Woodland Portrait Project is an immersive, seductive, multidisciplinary installation, mirroring the discovery and detail found in woodland, where disparate large and small things nest and entangle to produce a unique ecology. Large sculptural drawings (made via monumental tree rubbings) act as macro structures, dividing the space visually, some acting as projection screens. Paintings, sculptures, prints, videos, audio, and photographs enhance these drawing installations. All the work has been made in and with the woodland, using its materials and inhabitants, as muse, collaborator and correspondent.

The intimacy of MacDonald’s engagement is used as a way in to explore about how humans respond to, are enriched by, and are embedded in, the wild places they spend time with. Although these places may be ‘brownfield’, circumscribed, or perhaps prosaic, they are still fascinating and valuable. Woodland Portrait Project interprets and promotes a ‘flattened’ ontology – a world view that is less anthropocentric, and which highlights “the material agency or effectivity of nonhuman or not-quite-human things”. As such MacDonald is reorienting perceptions of landscape away from vista towards the complexity and interrelatedness of human-nonhuman activity.

About the Artist

Fiona MacDonald lives and works in Kent.
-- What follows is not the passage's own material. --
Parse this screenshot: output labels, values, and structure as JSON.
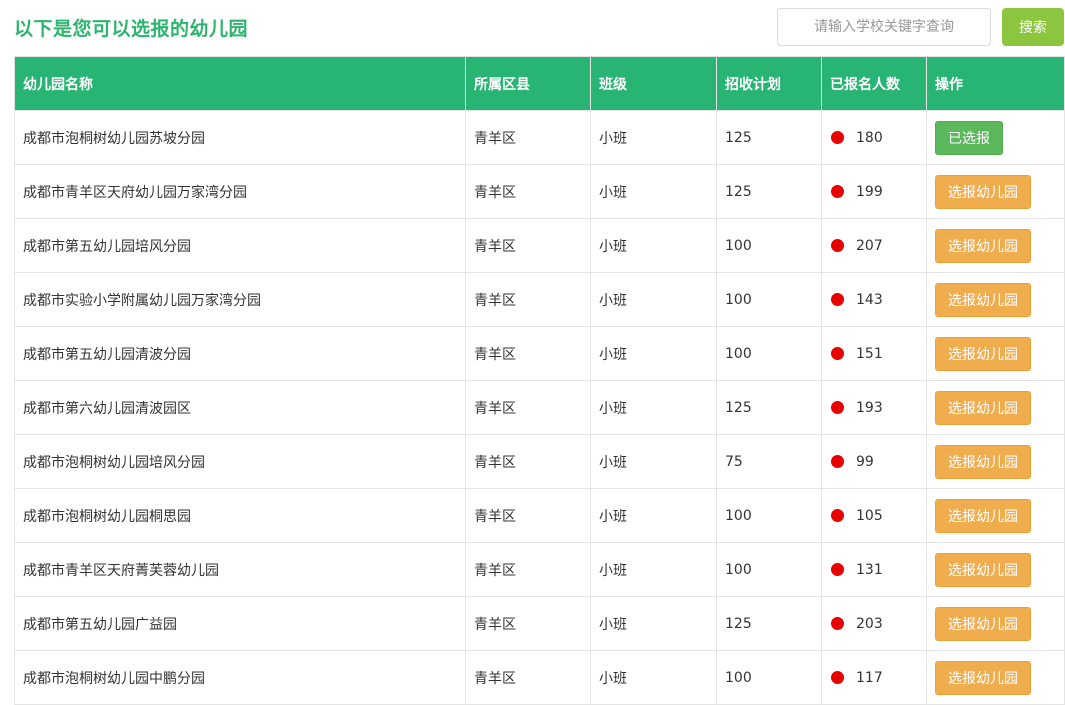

She was Abbey Fellow in Painting at the British School at Rome in 2011. Previous solo shows include Works from the Mirrored Series at 10 Gresham Street 2011, Morphology at Maddox Arts in 2009, Anthropoflora at Long and Ryle 2007 and Habitat at Phoenix Arts, Brighton in 2006. She trained at Chelsea College of Art and Leeds Metropolitan University.